Government Shutdown—Already Affecting The Northern Cheyenne Tribe, Federal Agencies and Lame Deer Public Schools
The atmosphere in the Northern Cheyenne Tribal Chambers on October 2nd, 2013 was subdued. Acting Tribal President Winfield Russell met with Tribal Program Directors to discuss the effects of the Government ―Shut Down‖ on the Northern Cheyenne Tribe which relies heavily upon the Federal Government to provide services and pro-grams.
―The Tribal Administration and tribal Council have been meeting to prepare for a continued shutdown,‖ Russell advised the pro-gram directors. ―We don‘t know yet if the U.S. Government has answers, but if we have to take certain measures, we will. If the situation does not change by Friday (October 4th) stand by for possible furloughs.‖ Russell also issued a general memorandum establishing an immediate moratorium on all Travel and Training. ―Due to the lack of Federal appropriations and the unresolved funding legislation currently occurring in the U.S. Congress, the Northern Cheyenne Tribe is experiencing severe adverse impacts in the form of lack of Federal funds to continue certain Tribal program activities. The failure…has resulted in a bleak financial condition for the Tribal Government,‖ the memo advised.
November 26th, 2013
We apologize for the absence; we were experiencing technical difficulties with the site host. But we’re back now! The past issues will be available soon, and we’re back on track to release the latest issue every 2 weeks once again.
November 21st, 2013
TESTER VISITS NORTHERN CHEYENNE DURING TRIP ACROSS MONTANA
(U.S. SENATE) – Senator Jon Tester recently visited Lame Deer to meet with tribal leaders and discuss
their priorities. Tester’s visit was part of his August work around the state to meet with Montanans.
Tester met with members of the Northern Cheyenne Council.
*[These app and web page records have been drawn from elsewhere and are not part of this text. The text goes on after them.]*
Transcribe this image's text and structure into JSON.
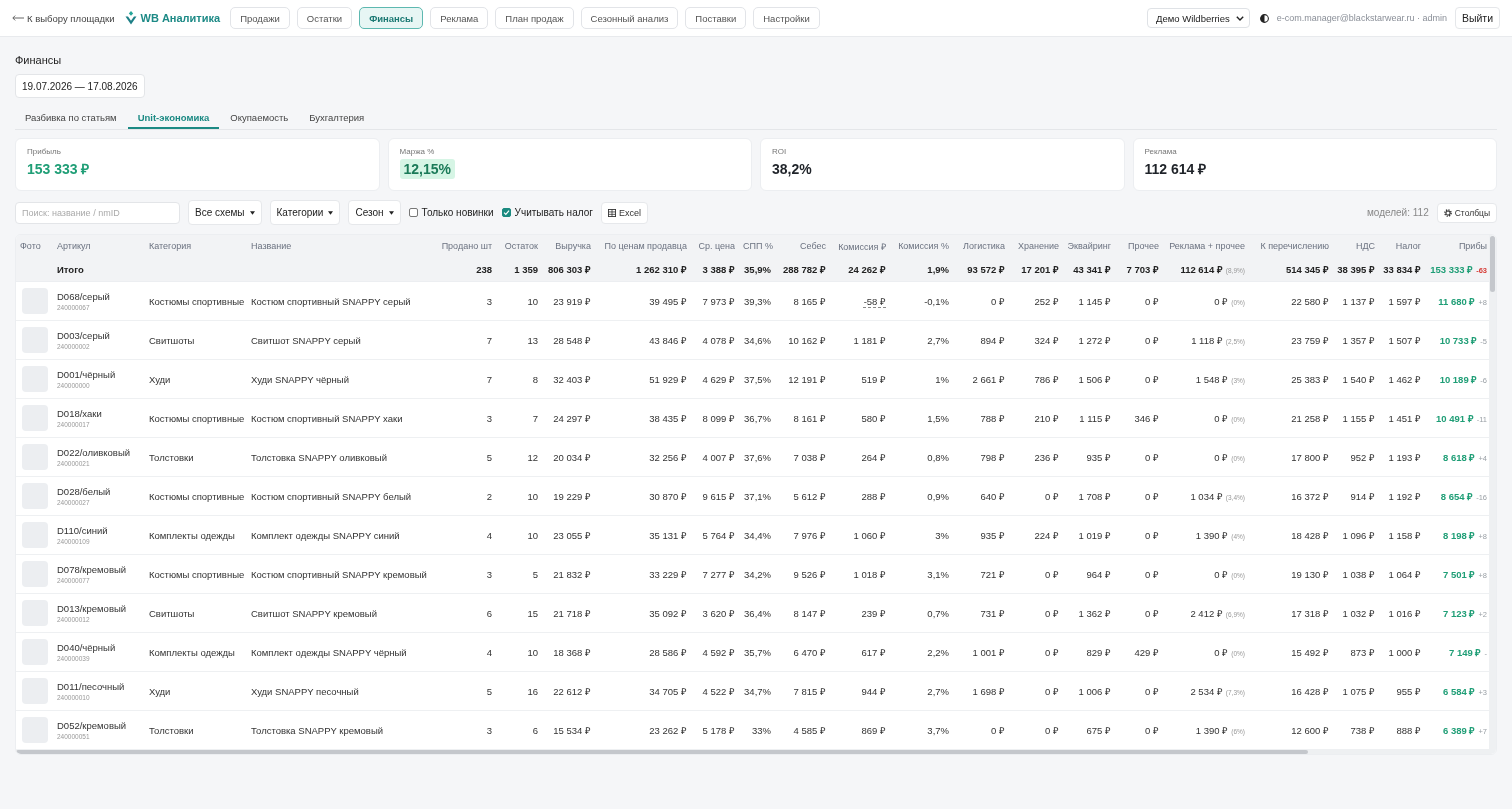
{
  "nav": {
    "back_link": "К выбору площадки",
    "brand": "WB Аналитика",
    "items": [
      {
        "label": "Продажи",
        "selected": false
      },
      {
        "label": "Остатки",
        "selected": false
      },
      {
        "label": "Финансы",
        "selected": true
      },
      {
        "label": "Реклама",
        "selected": false
      },
      {
        "label": "План продаж",
        "selected": false
      },
      {
        "label": "Сезонный анализ",
        "selected": false
      },
      {
        "label": "Поставки",
        "selected": false
      },
      {
        "label": "Настройки",
        "selected": false
      }
    ],
    "store_select": "Демо Wildberries",
    "user": "e-com.manager@blackstarwear.ru · admin",
    "logout": "Выйти"
  },
  "page": {
    "title": "Финансы",
    "date_range": "19.07.2026 — 17.08.2026",
    "tabs": [
      {
        "label": "Разбивка по статьям",
        "selected": false
      },
      {
        "label": "Unit-экономика",
        "selected": true
      },
      {
        "label": "Окупаемость",
        "selected": false
      },
      {
        "label": "Бухгалтерия",
        "selected": false
      }
    ]
  },
  "kpis": [
    {
      "label": "Прибыль",
      "value": "153 333 ₽",
      "kind": "accent"
    },
    {
      "label": "Маржа %",
      "value": "12,15%",
      "kind": "badge"
    },
    {
      "label": "ROI",
      "value": "38,2%",
      "kind": "plain"
    },
    {
      "label": "Реклама",
      "value": "112 614 ₽",
      "kind": "plain"
    }
  ],
  "filters": {
    "search": {
      "placeholder": "Поиск: название / nmID"
    },
    "dropdowns": [
      "Все схемы",
      "Категории",
      "Сезон"
    ],
    "checkboxes": [
      {
        "label": "Только новинки",
        "checked": false
      },
      {
        "label": "Учитывать налог",
        "checked": true
      }
    ],
    "export": "Excel",
    "count": "моделей: 112",
    "columns_button": "Столбцы"
  },
  "table": {
    "columns": [
      "Фото",
      "Артикул",
      "Категория",
      "Название",
      "Продано шт",
      "Остаток",
      "Выручка",
      "По ценам продавца",
      "Ср. цена",
      "СПП %",
      "Себес",
      "Комиссия ₽",
      "Комиссия %",
      "Логистика",
      "Хранение",
      "Эквайринг",
      "Прочее",
      "Реклама + прочее",
      "К перечислению",
      "НДС",
      "Налог",
      "Прибы"
    ],
    "total": {
      "cells": [
        "",
        "Итого",
        "",
        "",
        "238",
        "1 359",
        "806 303 ₽",
        "1 262 310 ₽",
        "3 388 ₽",
        "35,9%",
        "288 782 ₽",
        "24 262 ₽",
        "1,9%",
        "93 572 ₽",
        "17 201 ₽",
        "43 341 ₽",
        "7 703 ₽",
        {
          "kind": "share",
          "text": "112 614 ₽",
          "share": "(8,9%)"
        },
        "514 345 ₽",
        "38 395 ₽",
        "33 834 ₽",
        {
          "kind": "profit",
          "text": "153 333 ₽",
          "delta": "-63",
          "negative": true
        }
      ]
    },
    "rows": [
      {
        "cells": [
          {
            "kind": "photo"
          },
          {
            "kind": "article",
            "text": "D068/серый",
            "nmid": "240000067"
          },
          "Костюмы спортивные",
          "Костюм спортивный SNAPPY серый",
          "3",
          "10",
          "23 919 ₽",
          "39 495 ₽",
          "7 973 ₽",
          "39,3%",
          "8 165 ₽",
          {
            "kind": "flagged",
            "text": "-58 ₽"
          },
          "-0,1%",
          "0 ₽",
          "252 ₽",
          "1 145 ₽",
          "0 ₽",
          {
            "kind": "share",
            "text": "0 ₽",
            "share": "(0%)"
          },
          "22 580 ₽",
          "1 137 ₽",
          "1 597 ₽",
          {
            "kind": "profit",
            "text": "11 680 ₽",
            "delta": "+8",
            "negative": false
          }
        ]
      },
      {
        "cells": [
          {
            "kind": "photo"
          },
          {
            "kind": "article",
            "text": "D003/серый",
            "nmid": "240000002"
          },
          "Свитшоты",
          "Свитшот SNAPPY серый",
          "7",
          "13",
          "28 548 ₽",
          "43 846 ₽",
          "4 078 ₽",
          "34,6%",
          "10 162 ₽",
          "1 181 ₽",
          "2,7%",
          "894 ₽",
          "324 ₽",
          "1 272 ₽",
          "0 ₽",
          {
            "kind": "share",
            "text": "1 118 ₽",
            "share": "(2,5%)"
          },
          "23 759 ₽",
          "1 357 ₽",
          "1 507 ₽",
          {
            "kind": "profit",
            "text": "10 733 ₽",
            "delta": "-5",
            "negative": false
          }
        ]
      },
      {
        "cells": [
          {
            "kind": "photo"
          },
          {
            "kind": "article",
            "text": "D001/чёрный",
            "nmid": "240000000"
          },
          "Худи",
          "Худи SNAPPY чёрный",
          "7",
          "8",
          "32 403 ₽",
          "51 929 ₽",
          "4 629 ₽",
          "37,5%",
          "12 191 ₽",
          "519 ₽",
          "1%",
          "2 661 ₽",
          "786 ₽",
          "1 506 ₽",
          "0 ₽",
          {
            "kind": "share",
            "text": "1 548 ₽",
            "share": "(3%)"
          },
          "25 383 ₽",
          "1 540 ₽",
          "1 462 ₽",
          {
            "kind": "profit",
            "text": "10 189 ₽",
            "delta": "-6",
            "negative": false
          }
        ]
      },
      {
        "cells": [
          {
            "kind": "photo"
          },
          {
            "kind": "article",
            "text": "D018/хаки",
            "nmid": "240000017"
          },
          "Костюмы спортивные",
          "Костюм спортивный SNAPPY хаки",
          "3",
          "7",
          "24 297 ₽",
          "38 435 ₽",
          "8 099 ₽",
          "36,7%",
          "8 161 ₽",
          "580 ₽",
          "1,5%",
          "788 ₽",
          "210 ₽",
          "1 115 ₽",
          "346 ₽",
          {
            "kind": "share",
            "text": "0 ₽",
            "share": "(0%)"
          },
          "21 258 ₽",
          "1 155 ₽",
          "1 451 ₽",
          {
            "kind": "profit",
            "text": "10 491 ₽",
            "delta": "-11",
            "negative": false
          }
        ]
      },
      {
        "cells": [
          {
            "kind": "photo"
          },
          {
            "kind": "article",
            "text": "D022/оливковый",
            "nmid": "240000021"
          },
          "Толстовки",
          "Толстовка SNAPPY оливковый",
          "5",
          "12",
          "20 034 ₽",
          "32 256 ₽",
          "4 007 ₽",
          "37,6%",
          "7 038 ₽",
          "264 ₽",
          "0,8%",
          "798 ₽",
          "236 ₽",
          "935 ₽",
          "0 ₽",
          {
            "kind": "share",
            "text": "0 ₽",
            "share": "(0%)"
          },
          "17 800 ₽",
          "952 ₽",
          "1 193 ₽",
          {
            "kind": "profit",
            "text": "8 618 ₽",
            "delta": "+4",
            "negative": false
          }
        ]
      },
      {
        "cells": [
          {
            "kind": "photo"
          },
          {
            "kind": "article",
            "text": "D028/белый",
            "nmid": "240000027"
          },
          "Костюмы спортивные",
          "Костюм спортивный SNAPPY белый",
          "2",
          "10",
          "19 229 ₽",
          "30 870 ₽",
          "9 615 ₽",
          "37,1%",
          "5 612 ₽",
          "288 ₽",
          "0,9%",
          "640 ₽",
          "0 ₽",
          "1 708 ₽",
          "0 ₽",
          {
            "kind": "share",
            "text": "1 034 ₽",
            "share": "(3,4%)"
          },
          "16 372 ₽",
          "914 ₽",
          "1 192 ₽",
          {
            "kind": "profit",
            "text": "8 654 ₽",
            "delta": "-16",
            "negative": false
          }
        ]
      },
      {
        "cells": [
          {
            "kind": "photo"
          },
          {
            "kind": "article",
            "text": "D110/синий",
            "nmid": "240000109"
          },
          "Комплекты одежды",
          "Комплект одежды SNAPPY синий",
          "4",
          "10",
          "23 055 ₽",
          "35 131 ₽",
          "5 764 ₽",
          "34,4%",
          "7 976 ₽",
          "1 060 ₽",
          "3%",
          "935 ₽",
          "224 ₽",
          "1 019 ₽",
          "0 ₽",
          {
            "kind": "share",
            "text": "1 390 ₽",
            "share": "(4%)"
          },
          "18 428 ₽",
          "1 096 ₽",
          "1 158 ₽",
          {
            "kind": "profit",
            "text": "8 198 ₽",
            "delta": "+8",
            "negative": false
          }
        ]
      },
      {
        "cells": [
          {
            "kind": "photo"
          },
          {
            "kind": "article",
            "text": "D078/кремовый",
            "nmid": "240000077"
          },
          "Костюмы спортивные",
          "Костюм спортивный SNAPPY кремовый",
          "3",
          "5",
          "21 832 ₽",
          "33 229 ₽",
          "7 277 ₽",
          "34,2%",
          "9 526 ₽",
          "1 018 ₽",
          "3,1%",
          "721 ₽",
          "0 ₽",
          "964 ₽",
          "0 ₽",
          {
            "kind": "share",
            "text": "0 ₽",
            "share": "(0%)"
          },
          "19 130 ₽",
          "1 038 ₽",
          "1 064 ₽",
          {
            "kind": "profit",
            "text": "7 501 ₽",
            "delta": "+8",
            "negative": false
          }
        ]
      },
      {
        "cells": [
          {
            "kind": "photo"
          },
          {
            "kind": "article",
            "text": "D013/кремовый",
            "nmid": "240000012"
          },
          "Свитшоты",
          "Свитшот SNAPPY кремовый",
          "6",
          "15",
          "21 718 ₽",
          "35 092 ₽",
          "3 620 ₽",
          "36,4%",
          "8 147 ₽",
          "239 ₽",
          "0,7%",
          "731 ₽",
          "0 ₽",
          "1 362 ₽",
          "0 ₽",
          {
            "kind": "share",
            "text": "2 412 ₽",
            "share": "(6,9%)"
          },
          "17 318 ₽",
          "1 032 ₽",
          "1 016 ₽",
          {
            "kind": "profit",
            "text": "7 123 ₽",
            "delta": "+2",
            "negative": false
          }
        ]
      },
      {
        "cells": [
          {
            "kind": "photo"
          },
          {
            "kind": "article",
            "text": "D040/чёрный",
            "nmid": "240000039"
          },
          "Комплекты одежды",
          "Комплект одежды SNAPPY чёрный",
          "4",
          "10",
          "18 368 ₽",
          "28 586 ₽",
          "4 592 ₽",
          "35,7%",
          "6 470 ₽",
          "617 ₽",
          "2,2%",
          "1 001 ₽",
          "0 ₽",
          "829 ₽",
          "429 ₽",
          {
            "kind": "share",
            "text": "0 ₽",
            "share": "(0%)"
          },
          "15 492 ₽",
          "873 ₽",
          "1 000 ₽",
          {
            "kind": "profit",
            "text": "7 149 ₽",
            "delta": "-",
            "negative": false
          }
        ]
      },
      {
        "cells": [
          {
            "kind": "photo"
          },
          {
            "kind": "article",
            "text": "D011/песочный",
            "nmid": "240000010"
          },
          "Худи",
          "Худи SNAPPY песочный",
          "5",
          "16",
          "22 612 ₽",
          "34 705 ₽",
          "4 522 ₽",
          "34,7%",
          "7 815 ₽",
          "944 ₽",
          "2,7%",
          "1 698 ₽",
          "0 ₽",
          "1 006 ₽",
          "0 ₽",
          {
            "kind": "share",
            "text": "2 534 ₽",
            "share": "(7,3%)"
          },
          "16 428 ₽",
          "1 075 ₽",
          "955 ₽",
          {
            "kind": "profit",
            "text": "6 584 ₽",
            "delta": "+3",
            "negative": false
          }
        ]
      },
      {
        "cells": [
          {
            "kind": "photo"
          },
          {
            "kind": "article",
            "text": "D052/кремовый",
            "nmid": "240000051"
          },
          "Толстовки",
          "Толстовка SNAPPY кремовый",
          "3",
          "6",
          "15 534 ₽",
          "23 262 ₽",
          "5 178 ₽",
          "33%",
          "4 585 ₽",
          "869 ₽",
          "3,7%",
          "0 ₽",
          "0 ₽",
          "675 ₽",
          "0 ₽",
          {
            "kind": "share",
            "text": "1 390 ₽",
            "share": "(6%)"
          },
          "12 600 ₽",
          "738 ₽",
          "888 ₽",
          {
            "kind": "profit",
            "text": "6 389 ₽",
            "delta": "+7",
            "negative": false
          }
        ]
      }
    ]
  }
}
Tester and the members
discussed economic development opportunities, ways to increase access to affordable housing, and
how to improve health care.
“Growing Montana’s economy depends on making sure all of our communities have a chance to
succeed,” said Tester, a member of the Senate Indian Affairs Committee. “I visit each tribe at least once
a year to hear directly from tribal leaders and community members about their priorities.”
During Tester’s visit to Lame Deer, he toured the new wing of the elementary school. He also
met with a group of community members who are concerned about violence on the reservation.
Tester recently hosted a listening session on economic development in Indian Country with Senate
Indian Affairs Committee Chair Maria Cantwell in Missoula. Representatives from all of Montana’s
tribes attended, including Northern Cheyenne Acting President Winfield Russell.
Upon returning to the Senate, Tester is working with his colleagues on the Indian Affairs Committee
to reauthorize the Native American Housing and Self-Determination Act (NAHASDA). The bill
addresses some of the concerns raised by the tribal council by streamlining the housing assistance process,
allowing tribes access to veterans’ housing assistance and encouraging the use of low-income
housing credits for project that serve Indian Country.